(Records for this task Opens)

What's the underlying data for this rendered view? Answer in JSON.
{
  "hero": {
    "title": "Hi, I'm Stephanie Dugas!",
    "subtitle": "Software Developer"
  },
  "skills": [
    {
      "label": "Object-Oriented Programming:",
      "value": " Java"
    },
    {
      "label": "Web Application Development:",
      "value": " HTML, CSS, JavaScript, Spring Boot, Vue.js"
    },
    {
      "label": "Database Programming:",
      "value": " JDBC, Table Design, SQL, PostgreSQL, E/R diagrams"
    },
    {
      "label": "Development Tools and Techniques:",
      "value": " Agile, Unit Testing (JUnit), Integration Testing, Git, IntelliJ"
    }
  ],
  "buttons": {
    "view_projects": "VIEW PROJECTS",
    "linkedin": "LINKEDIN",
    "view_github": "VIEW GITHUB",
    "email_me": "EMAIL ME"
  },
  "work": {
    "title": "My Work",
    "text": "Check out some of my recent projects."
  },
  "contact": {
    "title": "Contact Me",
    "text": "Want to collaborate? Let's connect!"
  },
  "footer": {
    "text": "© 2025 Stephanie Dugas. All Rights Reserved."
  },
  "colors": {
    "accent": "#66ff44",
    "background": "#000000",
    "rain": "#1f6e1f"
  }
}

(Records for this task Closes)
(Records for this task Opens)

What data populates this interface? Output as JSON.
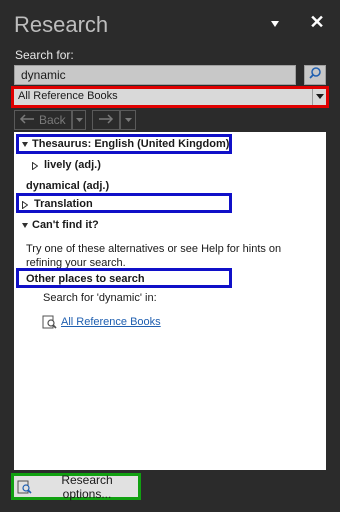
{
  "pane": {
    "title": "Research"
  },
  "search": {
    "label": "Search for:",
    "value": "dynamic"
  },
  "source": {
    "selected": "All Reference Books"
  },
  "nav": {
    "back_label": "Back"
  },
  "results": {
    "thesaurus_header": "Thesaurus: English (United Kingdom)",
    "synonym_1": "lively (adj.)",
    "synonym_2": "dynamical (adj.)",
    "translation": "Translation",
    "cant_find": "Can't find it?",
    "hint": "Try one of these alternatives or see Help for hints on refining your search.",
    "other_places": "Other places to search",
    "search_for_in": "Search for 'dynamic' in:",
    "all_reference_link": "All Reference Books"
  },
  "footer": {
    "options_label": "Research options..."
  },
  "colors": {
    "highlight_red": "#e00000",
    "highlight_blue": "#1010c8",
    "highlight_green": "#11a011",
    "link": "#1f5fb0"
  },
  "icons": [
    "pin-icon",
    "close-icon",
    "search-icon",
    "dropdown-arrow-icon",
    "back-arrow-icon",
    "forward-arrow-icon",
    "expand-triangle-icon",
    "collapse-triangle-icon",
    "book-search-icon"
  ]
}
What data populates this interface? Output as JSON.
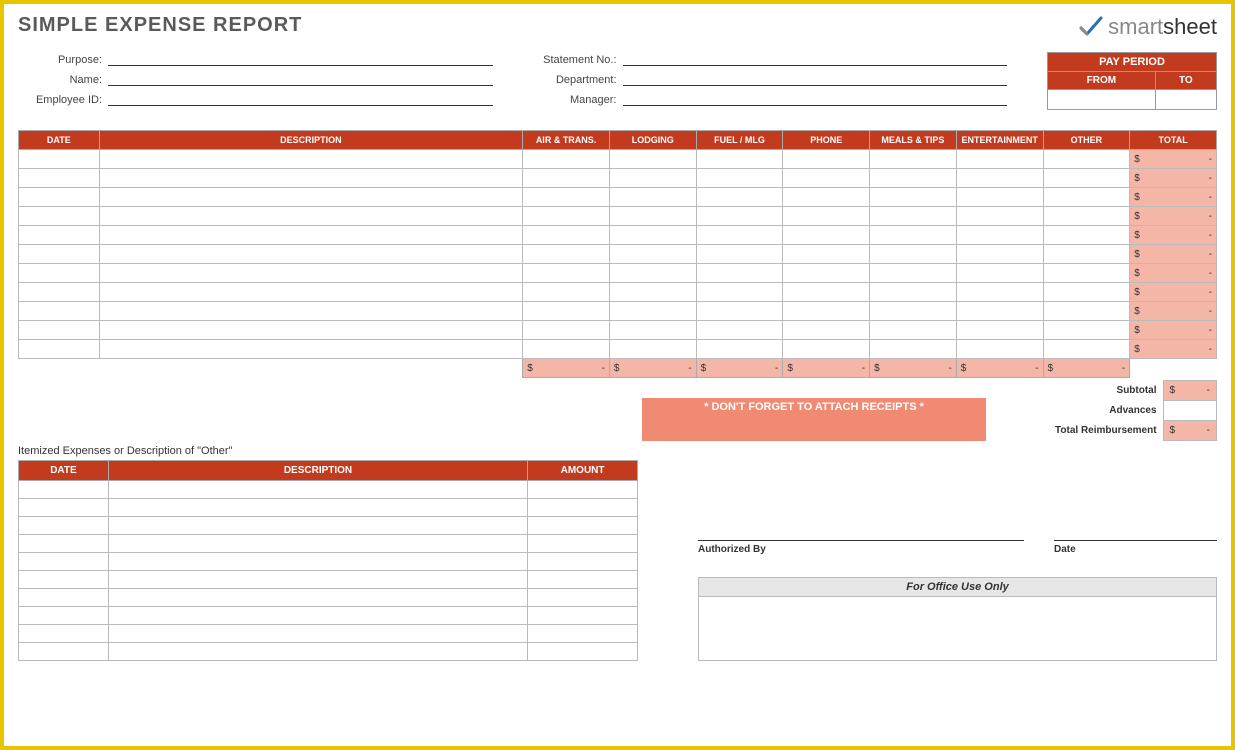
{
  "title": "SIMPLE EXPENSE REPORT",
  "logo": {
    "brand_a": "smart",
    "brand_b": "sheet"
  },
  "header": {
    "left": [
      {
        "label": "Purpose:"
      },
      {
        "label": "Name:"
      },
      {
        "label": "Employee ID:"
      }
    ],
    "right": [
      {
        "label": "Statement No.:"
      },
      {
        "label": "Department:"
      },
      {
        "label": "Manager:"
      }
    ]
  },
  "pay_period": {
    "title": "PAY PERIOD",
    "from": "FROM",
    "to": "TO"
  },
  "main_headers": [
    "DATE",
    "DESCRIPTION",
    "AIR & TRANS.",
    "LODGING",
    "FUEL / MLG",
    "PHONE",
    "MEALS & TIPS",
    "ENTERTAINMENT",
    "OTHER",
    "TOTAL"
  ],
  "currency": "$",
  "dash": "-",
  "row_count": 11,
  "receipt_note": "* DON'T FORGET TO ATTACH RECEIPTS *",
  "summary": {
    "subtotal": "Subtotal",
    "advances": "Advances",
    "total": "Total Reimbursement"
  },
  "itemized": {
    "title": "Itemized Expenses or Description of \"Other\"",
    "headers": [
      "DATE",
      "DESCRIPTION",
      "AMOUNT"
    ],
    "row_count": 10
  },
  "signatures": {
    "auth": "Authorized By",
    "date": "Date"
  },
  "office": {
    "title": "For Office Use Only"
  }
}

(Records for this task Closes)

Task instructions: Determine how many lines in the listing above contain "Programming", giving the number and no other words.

Reply: 2